The average distance between the Earth and the Moon is 382,500km. While it won't be at its fullest, you can catch the jaw-dropping sights starting on Sunday, February 17. It's being called the "super snow moon".
The full moon in February is often referred to as the snow moon because of the time of year that it occurs, as the month often sees the heaviest snowfall (although it's not looking likely here in Blighty). This means the Moon is deeper inside the umbra shadow and therefore may appear darker.
What is the super snow moon?According to timeanddate.com, it was also named as the Hunger Moon due to the scarce food sources and hard hunting conditions during mid-winter by some North American tribes.
The distance between the two celestial bodies changes due to the elliptical orbit of the moon around the Earth. The moon will be full today and at its perigee. The farthest point of the ellipse is called the apogee.

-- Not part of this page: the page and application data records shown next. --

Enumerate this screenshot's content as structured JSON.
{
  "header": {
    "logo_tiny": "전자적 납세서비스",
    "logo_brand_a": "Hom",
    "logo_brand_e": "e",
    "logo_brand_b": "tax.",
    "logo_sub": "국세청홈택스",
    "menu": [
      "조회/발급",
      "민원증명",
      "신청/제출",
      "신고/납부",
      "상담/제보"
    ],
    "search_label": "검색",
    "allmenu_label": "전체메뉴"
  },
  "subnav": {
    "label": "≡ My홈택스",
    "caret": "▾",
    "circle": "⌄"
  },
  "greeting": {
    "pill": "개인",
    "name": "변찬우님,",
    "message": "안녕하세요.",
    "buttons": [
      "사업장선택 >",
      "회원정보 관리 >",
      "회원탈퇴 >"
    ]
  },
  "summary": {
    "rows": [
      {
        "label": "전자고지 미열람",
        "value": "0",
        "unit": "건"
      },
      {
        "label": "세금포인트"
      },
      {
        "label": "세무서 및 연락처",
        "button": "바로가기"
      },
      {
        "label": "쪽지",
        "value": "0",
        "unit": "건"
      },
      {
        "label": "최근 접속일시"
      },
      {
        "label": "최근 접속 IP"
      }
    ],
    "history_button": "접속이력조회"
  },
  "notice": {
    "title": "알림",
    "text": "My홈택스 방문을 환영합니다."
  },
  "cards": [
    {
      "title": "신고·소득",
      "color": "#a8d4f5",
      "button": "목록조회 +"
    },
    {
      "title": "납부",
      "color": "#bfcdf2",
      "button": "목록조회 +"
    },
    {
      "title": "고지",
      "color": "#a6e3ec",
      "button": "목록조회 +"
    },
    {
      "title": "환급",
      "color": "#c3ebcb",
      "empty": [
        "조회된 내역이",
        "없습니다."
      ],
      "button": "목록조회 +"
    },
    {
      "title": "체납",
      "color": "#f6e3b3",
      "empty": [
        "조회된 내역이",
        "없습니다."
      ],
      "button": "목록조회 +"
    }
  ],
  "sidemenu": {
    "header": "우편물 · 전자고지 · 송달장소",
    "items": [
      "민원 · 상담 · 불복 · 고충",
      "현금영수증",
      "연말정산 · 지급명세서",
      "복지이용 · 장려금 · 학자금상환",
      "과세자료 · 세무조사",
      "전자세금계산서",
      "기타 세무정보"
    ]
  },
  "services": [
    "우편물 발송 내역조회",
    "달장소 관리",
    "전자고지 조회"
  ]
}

The next bright supermoon will happen December of 2026.
You should be able to see it best once it rises at 5.11pm that evening, so here's hoping for clear skies.
On February 19, the moon will be 221,734 miles from Earth, as per EarthSky.
A micromoon is so named because it looks smaller and less bright, appearing about 14 per cent smaller than normal.
It'll appear especially large just as it rises above the horizon thanks to "moon illusion" where the brain thinks the moon is bigger than it really is given its location.
In January, we were treated to the super blood wolf moon, and while this isn't quite as exciting, the supermoon should be a lovely spectacle.